The same goes for my circa 1991 Nakamichi stereo. It plays all of my CDs, from Natalie Merchant to Diana Krall to Ivy; tunes in all of my favorite radio stations, including NPR; and still produces that crisp, clear sound I enjoyed so much when I first bought it. And, of course, it still looks great.
For some reason it never crosses my mind when I’m watching that TV or playing that stereo that there are newer models with better technology. It’s not that I’m not aware of things like flat-screen technology or HDTV, it’s just that I’m satisfied with the status quo. Someday I’d like to have that same mindset with all of my other electronic devices.
I’m starting to get to that point with my Motorola V series cellphone. I imagine a day when I’ll forget about WAP, SMS, GPRS and, ultimately, the device itself. All I’ll be aware of is that it is something that does exactly what I want it to do: call people and receive calls. The only thing that can stop that is if the telecom carrier (in my case Sprint) changes its network so that my current telephone doesn’t work, something I don’t anticipate. Still, I occasionally wonder if I’d be more connected, and more moto-hip, with a Bluetooth enabled model, so I know I’m not quite there yet.
The same holds true for my 2.1-megapixel Epson PhotoPC 850Z digital camera. It does nearly everything I wish, but sometimes I spot a 4-megapixel model and get a mild case of pixel envy. Still, there’s nothing Epson can do to prevent me from using that camera for the next ten years.

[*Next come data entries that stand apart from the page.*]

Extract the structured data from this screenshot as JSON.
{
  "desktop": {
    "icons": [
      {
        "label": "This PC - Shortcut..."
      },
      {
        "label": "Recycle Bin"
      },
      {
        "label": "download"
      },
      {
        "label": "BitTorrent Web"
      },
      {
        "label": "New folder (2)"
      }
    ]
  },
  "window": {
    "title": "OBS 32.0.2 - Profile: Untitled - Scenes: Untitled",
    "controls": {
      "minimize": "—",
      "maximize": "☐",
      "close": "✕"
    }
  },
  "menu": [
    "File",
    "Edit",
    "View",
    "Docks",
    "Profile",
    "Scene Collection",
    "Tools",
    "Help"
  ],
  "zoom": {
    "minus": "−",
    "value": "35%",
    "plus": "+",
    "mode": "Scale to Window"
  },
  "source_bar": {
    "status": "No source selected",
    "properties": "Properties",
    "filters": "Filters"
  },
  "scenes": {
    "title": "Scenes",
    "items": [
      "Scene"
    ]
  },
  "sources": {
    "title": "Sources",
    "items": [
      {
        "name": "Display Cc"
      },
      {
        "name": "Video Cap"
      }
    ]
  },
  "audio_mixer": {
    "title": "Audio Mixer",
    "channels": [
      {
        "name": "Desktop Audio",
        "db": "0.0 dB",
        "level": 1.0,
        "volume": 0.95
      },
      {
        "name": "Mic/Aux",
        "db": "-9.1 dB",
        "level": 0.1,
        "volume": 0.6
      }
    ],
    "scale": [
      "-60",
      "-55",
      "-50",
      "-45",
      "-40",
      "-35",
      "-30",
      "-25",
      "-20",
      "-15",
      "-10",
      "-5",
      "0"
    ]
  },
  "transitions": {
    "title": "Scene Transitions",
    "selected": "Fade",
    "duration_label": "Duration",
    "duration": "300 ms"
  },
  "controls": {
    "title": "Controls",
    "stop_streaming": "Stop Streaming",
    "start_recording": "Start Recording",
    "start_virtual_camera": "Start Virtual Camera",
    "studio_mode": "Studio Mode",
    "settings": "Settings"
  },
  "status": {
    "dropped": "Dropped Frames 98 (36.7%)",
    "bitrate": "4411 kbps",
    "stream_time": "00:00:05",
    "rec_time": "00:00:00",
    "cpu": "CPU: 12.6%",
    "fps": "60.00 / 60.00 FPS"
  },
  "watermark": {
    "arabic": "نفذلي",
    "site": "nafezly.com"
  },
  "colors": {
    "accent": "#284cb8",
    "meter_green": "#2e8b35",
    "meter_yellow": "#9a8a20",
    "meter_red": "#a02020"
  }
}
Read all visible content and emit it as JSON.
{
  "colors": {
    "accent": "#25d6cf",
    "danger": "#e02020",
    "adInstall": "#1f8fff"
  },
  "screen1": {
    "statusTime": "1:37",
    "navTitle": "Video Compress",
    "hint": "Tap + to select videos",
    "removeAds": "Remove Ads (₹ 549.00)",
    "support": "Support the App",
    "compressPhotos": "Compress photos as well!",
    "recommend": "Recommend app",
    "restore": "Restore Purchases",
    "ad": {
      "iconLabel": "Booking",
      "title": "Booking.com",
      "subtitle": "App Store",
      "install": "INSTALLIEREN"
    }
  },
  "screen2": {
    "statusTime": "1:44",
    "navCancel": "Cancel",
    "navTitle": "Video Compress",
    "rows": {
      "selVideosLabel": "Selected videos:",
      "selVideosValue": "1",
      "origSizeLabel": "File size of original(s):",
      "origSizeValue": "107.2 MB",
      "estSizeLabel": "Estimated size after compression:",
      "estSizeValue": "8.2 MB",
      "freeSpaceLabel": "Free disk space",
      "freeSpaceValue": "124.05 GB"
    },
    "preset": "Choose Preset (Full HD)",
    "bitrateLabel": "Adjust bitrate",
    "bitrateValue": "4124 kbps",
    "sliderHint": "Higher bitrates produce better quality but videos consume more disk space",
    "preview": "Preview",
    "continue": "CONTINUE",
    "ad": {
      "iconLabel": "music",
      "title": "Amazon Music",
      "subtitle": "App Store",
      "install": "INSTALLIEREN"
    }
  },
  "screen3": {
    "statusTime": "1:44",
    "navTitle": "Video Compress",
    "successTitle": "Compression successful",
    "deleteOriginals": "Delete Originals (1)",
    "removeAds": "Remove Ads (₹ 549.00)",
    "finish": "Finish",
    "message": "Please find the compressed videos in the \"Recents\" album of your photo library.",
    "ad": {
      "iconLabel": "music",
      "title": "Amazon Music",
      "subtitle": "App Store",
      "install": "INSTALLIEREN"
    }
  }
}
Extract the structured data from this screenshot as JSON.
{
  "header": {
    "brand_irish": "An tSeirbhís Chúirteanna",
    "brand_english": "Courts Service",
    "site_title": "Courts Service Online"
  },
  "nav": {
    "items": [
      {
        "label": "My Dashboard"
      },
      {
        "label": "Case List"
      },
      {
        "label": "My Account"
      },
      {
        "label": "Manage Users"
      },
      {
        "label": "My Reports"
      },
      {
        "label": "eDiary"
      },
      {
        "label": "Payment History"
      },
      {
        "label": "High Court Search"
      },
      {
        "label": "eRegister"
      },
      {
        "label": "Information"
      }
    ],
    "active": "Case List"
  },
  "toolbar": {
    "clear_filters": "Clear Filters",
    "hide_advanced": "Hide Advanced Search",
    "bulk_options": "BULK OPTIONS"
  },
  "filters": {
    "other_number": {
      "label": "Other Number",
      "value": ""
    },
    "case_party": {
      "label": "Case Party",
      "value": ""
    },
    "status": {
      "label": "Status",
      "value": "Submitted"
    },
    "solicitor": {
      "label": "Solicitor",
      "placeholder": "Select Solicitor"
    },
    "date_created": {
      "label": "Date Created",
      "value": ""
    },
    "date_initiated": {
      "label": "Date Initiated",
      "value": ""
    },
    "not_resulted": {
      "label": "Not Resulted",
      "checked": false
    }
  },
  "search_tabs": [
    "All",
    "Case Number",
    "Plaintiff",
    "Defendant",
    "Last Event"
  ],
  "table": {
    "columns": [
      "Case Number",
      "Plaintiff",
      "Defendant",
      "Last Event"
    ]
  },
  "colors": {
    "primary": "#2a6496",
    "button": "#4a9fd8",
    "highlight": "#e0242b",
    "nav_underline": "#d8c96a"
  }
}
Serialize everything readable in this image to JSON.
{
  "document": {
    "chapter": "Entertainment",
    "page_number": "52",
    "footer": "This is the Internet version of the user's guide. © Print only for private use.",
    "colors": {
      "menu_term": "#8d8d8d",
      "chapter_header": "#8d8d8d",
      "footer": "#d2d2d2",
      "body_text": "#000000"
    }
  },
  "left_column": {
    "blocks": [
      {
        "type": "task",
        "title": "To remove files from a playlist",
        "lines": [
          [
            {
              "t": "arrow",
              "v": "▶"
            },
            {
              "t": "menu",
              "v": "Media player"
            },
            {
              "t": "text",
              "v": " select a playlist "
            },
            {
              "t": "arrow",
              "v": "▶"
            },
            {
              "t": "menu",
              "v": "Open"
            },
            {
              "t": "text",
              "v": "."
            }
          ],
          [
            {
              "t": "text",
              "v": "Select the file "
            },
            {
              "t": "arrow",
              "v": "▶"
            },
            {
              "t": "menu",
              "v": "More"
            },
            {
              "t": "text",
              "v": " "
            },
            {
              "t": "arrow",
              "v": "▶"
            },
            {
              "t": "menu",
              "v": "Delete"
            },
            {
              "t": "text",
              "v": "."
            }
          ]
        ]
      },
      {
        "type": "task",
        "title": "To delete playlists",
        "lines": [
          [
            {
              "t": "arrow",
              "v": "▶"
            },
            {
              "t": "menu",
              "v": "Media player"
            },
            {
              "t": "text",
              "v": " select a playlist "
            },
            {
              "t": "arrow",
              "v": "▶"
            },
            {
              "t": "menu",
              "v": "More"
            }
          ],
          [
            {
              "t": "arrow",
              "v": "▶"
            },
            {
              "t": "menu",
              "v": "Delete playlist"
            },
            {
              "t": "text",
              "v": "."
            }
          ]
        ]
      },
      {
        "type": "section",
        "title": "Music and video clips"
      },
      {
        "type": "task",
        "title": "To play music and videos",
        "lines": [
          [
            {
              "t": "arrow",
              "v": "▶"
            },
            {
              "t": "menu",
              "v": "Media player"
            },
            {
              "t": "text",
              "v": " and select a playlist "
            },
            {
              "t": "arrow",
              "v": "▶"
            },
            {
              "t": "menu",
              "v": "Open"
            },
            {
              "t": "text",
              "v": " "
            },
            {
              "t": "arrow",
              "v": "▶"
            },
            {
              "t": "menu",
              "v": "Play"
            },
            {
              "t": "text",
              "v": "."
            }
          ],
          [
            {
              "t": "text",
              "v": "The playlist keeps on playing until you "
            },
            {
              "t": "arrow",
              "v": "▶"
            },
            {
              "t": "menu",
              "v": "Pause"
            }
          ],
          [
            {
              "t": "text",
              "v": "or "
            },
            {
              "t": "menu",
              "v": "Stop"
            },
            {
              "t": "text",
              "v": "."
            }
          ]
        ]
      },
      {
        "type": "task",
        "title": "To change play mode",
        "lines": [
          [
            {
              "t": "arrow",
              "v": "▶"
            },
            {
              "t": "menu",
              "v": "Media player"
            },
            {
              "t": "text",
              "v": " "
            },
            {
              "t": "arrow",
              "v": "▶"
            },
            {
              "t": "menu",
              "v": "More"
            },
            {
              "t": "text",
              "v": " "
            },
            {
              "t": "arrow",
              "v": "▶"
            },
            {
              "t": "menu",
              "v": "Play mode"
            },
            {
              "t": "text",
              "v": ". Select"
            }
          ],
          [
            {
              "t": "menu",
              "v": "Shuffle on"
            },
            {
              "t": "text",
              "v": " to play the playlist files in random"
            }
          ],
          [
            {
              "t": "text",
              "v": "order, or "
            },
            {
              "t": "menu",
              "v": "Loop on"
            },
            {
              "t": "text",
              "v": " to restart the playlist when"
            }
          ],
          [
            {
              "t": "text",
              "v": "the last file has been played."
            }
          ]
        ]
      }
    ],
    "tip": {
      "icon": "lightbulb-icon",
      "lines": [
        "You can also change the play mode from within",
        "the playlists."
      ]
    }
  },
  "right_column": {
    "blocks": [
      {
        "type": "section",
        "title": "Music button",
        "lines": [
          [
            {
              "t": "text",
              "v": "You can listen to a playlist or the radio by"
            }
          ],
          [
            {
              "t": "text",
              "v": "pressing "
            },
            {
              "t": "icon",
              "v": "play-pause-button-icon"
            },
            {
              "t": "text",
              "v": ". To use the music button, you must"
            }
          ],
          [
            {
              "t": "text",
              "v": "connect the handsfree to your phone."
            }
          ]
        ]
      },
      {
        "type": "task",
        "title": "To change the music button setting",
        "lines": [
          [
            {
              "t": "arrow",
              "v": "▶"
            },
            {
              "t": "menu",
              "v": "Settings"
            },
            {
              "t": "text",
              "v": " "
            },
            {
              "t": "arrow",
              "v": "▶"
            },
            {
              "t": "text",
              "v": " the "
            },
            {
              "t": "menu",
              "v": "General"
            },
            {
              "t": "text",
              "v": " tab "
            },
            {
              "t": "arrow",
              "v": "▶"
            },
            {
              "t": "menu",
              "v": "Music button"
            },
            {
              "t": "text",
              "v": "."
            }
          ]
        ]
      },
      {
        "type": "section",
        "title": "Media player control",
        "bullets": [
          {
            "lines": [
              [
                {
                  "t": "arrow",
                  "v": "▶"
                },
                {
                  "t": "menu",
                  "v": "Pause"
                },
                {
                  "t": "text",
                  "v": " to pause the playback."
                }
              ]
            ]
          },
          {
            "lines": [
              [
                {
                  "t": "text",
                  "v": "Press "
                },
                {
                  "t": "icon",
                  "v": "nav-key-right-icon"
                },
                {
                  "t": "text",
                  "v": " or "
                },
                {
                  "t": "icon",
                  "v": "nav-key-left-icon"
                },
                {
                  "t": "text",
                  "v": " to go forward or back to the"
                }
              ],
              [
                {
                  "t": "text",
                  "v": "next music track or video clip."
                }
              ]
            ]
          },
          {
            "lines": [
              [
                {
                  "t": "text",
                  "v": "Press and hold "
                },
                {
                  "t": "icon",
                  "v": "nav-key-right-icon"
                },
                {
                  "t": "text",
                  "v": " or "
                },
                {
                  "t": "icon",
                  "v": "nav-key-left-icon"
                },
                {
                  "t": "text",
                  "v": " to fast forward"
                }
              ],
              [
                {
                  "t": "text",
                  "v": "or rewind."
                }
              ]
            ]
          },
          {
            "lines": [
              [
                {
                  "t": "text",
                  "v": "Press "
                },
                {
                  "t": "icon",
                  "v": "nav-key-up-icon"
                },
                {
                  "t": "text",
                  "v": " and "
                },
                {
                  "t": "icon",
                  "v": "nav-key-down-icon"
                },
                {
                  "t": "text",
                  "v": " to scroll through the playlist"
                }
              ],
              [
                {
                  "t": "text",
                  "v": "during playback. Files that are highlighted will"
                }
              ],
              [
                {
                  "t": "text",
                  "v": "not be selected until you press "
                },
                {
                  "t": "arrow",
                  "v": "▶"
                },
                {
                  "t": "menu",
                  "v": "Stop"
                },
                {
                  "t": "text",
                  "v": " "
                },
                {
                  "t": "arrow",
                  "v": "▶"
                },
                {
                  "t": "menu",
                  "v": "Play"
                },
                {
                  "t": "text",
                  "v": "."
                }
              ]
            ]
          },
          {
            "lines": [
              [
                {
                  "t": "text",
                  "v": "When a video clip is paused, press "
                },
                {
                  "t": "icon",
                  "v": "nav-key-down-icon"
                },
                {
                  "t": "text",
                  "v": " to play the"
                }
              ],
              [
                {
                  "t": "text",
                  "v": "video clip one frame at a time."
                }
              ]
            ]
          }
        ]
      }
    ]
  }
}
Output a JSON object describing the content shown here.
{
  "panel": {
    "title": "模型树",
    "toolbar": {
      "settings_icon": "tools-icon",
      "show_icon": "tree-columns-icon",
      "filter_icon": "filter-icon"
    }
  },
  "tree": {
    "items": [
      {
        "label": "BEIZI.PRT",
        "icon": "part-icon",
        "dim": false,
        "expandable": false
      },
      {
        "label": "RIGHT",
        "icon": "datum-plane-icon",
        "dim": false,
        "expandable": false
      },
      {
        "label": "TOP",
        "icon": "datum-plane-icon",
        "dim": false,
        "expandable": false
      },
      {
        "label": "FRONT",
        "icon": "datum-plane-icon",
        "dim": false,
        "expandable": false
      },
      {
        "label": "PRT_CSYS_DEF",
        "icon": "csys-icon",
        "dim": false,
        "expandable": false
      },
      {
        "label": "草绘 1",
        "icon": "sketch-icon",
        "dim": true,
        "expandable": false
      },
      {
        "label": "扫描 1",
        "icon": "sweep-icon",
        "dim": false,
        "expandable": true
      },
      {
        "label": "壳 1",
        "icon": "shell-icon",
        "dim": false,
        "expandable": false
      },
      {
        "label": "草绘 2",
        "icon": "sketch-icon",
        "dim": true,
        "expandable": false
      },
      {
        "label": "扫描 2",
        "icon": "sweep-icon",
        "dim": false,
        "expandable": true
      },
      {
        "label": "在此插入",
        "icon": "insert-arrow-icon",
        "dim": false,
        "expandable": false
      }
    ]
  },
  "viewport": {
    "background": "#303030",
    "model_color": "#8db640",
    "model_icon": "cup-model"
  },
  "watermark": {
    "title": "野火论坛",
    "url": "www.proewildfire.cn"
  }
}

And I just may do that.
But then there’s my computer.
At least once a week I wonder whether I should upgrade my two-year-old IBM ThinkPad T20 to Windows XP (it’s still running 98SE), trade it in and join the gigahertz world, or even dump it altogether and fully embrace my Apple iBook (which I’m increasingly falling in love with). (Oops, can’t wait to read those "why do you hate Microsoft so much?" emails.) The question is, can I still use my ThinkPad or my iBook ten years from now and still be as satisfied with it as I am now? Probably not.
Still, worst on the love chain is my PDA.
Just when I had developed a relationship with my Palm-size PC, Microsoft changed the rules by modifying the operating system. What that essentially did was to make my current "TV set" (i.e. my Palm-size PC) unable to play the new "TV shows" (i.e. Pocket PC software). The solution–buy a new "TV set" (i.e. a Pocket PC)–turned out not to be a complete solution. Yes, the new "TV shows" played on it, but the old "TV shows" didn’t. (Believe it or not, Microsoft pulled this on us twice, and there’s every indication that it may happen again within the next year.) Yes, software matters, and it’s killing me.
Things aren’t much better on the Palm OS side. Adapters are constantly changing, obviating investments in accessories, and a new operating system, Palm OS 5, is just around the corner. But at least Palm OS 5 is half a solution. With Palm OS 5, your old "TV shows" (i.e. Palm OS 4 software) will still work on your new "TV set" (i.e. Palm OS 5 device), but your current "TV set" won’t be able to play the new shows. That’s fine, unless you happen to see something "new" on TV that you’d like to watch.
Imagine if television worked that way.